__PROBLEM__.
A single number is wanted: how many lines of the data include the string "this".
• • • • •
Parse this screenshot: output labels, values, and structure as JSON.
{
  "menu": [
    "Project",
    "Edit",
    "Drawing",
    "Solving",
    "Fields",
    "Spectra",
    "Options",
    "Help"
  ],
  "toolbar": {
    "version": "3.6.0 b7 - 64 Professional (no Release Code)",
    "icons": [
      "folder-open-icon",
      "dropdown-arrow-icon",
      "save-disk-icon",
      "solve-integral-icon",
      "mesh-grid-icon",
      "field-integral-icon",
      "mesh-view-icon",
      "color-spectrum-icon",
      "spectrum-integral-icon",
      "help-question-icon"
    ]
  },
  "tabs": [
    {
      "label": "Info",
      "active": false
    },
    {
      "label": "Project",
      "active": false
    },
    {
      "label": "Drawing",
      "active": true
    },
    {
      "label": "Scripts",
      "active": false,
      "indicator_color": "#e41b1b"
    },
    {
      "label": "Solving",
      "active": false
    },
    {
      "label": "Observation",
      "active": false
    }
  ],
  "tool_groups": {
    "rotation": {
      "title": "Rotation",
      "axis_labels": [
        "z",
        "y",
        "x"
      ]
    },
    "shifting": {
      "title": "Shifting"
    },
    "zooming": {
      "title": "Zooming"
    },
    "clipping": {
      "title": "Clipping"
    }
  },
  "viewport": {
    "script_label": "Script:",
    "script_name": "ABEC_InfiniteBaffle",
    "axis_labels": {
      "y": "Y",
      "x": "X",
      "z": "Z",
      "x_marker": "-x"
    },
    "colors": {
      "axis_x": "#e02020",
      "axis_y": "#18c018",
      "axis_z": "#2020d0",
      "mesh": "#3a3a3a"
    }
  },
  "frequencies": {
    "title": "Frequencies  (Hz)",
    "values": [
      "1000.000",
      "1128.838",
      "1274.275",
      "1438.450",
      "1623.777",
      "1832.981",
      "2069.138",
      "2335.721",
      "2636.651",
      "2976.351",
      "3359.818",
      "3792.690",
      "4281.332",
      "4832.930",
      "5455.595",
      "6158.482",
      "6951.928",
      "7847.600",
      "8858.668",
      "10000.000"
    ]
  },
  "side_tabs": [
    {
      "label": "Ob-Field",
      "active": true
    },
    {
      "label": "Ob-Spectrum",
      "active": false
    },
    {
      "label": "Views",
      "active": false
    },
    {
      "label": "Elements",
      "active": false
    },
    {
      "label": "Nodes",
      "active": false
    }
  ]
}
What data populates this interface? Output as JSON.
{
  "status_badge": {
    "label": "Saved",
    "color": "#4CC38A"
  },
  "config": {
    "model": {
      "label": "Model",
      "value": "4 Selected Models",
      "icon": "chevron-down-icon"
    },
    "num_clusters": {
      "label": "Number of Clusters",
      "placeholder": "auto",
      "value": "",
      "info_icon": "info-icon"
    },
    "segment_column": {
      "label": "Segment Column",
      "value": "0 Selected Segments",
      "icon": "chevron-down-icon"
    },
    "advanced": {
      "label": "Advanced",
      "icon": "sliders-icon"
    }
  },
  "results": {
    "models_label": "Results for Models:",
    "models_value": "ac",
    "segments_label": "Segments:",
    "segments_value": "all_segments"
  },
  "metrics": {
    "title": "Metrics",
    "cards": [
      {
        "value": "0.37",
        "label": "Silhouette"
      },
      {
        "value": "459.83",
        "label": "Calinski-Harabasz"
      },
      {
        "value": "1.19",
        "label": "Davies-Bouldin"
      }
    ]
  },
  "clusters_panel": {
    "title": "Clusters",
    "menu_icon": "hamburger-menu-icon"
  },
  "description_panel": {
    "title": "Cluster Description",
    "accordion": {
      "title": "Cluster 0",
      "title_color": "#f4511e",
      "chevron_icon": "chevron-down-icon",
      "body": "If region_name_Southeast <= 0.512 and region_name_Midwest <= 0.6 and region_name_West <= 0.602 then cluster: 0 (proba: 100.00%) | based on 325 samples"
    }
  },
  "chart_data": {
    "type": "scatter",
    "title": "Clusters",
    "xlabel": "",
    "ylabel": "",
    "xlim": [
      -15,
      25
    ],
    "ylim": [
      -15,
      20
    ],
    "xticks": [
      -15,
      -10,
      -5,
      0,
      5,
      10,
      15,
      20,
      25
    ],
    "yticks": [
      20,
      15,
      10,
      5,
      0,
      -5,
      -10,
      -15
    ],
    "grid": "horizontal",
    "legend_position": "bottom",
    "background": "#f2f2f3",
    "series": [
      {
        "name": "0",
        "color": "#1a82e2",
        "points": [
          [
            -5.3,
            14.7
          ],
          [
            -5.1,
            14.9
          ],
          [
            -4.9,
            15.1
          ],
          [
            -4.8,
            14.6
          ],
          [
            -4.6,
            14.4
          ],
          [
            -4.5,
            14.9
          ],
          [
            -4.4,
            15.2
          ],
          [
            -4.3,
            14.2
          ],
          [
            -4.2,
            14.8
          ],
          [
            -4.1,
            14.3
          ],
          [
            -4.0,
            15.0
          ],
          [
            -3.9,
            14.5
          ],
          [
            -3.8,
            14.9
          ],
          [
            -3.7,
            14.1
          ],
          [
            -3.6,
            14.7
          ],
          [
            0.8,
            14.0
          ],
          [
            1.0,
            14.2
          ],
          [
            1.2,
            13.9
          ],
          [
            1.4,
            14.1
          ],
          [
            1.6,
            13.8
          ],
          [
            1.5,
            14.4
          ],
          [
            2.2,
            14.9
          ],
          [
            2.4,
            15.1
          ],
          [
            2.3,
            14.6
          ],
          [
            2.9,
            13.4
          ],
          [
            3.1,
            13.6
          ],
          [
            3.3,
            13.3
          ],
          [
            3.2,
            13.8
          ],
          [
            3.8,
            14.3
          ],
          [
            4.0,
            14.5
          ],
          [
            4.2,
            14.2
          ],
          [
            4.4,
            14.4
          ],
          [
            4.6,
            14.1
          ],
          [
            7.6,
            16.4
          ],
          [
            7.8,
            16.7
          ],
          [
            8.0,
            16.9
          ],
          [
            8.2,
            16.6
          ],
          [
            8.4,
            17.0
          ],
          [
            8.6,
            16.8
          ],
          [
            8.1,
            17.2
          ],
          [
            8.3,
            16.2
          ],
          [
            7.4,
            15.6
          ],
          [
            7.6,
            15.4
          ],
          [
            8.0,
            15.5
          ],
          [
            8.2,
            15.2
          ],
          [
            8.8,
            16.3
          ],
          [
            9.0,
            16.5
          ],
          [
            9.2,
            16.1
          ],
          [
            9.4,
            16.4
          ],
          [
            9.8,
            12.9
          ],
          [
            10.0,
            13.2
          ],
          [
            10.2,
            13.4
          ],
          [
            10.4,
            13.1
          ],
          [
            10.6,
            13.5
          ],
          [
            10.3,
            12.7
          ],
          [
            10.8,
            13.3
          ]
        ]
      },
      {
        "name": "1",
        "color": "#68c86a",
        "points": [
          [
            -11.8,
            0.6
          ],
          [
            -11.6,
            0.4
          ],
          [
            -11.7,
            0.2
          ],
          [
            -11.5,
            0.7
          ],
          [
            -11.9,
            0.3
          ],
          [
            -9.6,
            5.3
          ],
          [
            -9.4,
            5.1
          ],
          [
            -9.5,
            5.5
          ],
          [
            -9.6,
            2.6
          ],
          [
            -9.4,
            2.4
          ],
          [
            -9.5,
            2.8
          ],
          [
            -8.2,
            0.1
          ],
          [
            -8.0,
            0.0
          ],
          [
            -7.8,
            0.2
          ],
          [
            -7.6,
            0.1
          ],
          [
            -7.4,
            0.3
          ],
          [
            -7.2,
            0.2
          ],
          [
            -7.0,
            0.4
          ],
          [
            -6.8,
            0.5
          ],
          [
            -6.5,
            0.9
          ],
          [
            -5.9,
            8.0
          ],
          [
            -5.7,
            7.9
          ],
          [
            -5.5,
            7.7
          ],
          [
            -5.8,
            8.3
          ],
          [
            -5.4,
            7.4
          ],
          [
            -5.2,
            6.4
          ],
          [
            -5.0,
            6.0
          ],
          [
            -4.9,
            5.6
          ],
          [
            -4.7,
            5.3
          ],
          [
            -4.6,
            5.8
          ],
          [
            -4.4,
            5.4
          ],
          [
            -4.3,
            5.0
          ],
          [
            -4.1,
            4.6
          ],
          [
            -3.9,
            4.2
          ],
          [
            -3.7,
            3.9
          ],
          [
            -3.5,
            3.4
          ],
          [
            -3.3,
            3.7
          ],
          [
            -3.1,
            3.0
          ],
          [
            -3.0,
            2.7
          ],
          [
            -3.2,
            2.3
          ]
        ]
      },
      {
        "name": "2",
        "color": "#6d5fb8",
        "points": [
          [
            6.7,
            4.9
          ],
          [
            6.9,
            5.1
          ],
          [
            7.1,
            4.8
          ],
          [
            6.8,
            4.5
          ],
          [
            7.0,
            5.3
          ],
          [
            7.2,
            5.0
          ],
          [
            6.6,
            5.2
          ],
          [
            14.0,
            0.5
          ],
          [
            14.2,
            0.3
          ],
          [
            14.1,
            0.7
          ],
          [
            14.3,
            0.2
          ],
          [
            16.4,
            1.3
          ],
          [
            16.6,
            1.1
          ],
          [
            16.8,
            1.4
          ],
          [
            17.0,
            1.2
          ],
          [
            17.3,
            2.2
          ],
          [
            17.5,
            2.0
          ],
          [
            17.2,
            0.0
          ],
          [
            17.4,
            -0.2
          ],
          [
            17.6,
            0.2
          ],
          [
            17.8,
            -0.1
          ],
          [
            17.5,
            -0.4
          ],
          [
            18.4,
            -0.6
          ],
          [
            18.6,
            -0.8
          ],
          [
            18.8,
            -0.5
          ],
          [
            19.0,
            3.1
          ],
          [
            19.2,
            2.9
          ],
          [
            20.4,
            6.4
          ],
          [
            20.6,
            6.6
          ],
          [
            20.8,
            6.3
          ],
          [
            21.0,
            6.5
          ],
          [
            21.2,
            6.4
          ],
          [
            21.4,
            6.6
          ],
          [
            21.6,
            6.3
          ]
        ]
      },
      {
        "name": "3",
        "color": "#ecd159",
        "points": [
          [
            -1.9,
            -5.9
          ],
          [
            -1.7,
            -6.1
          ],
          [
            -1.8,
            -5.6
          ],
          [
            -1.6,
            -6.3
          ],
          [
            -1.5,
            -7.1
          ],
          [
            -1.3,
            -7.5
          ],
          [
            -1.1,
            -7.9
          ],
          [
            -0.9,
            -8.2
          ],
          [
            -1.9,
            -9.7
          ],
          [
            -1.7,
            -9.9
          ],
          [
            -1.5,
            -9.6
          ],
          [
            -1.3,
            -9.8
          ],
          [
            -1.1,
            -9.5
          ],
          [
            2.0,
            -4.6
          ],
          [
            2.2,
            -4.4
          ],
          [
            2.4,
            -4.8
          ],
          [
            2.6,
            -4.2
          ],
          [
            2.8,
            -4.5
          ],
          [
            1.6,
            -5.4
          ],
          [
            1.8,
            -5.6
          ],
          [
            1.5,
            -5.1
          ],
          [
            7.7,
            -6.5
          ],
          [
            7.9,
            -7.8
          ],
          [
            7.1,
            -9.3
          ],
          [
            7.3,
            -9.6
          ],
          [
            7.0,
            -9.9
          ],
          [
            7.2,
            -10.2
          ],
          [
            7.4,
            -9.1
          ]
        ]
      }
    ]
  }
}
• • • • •
__REPLY TO THE EXERCISE__.
2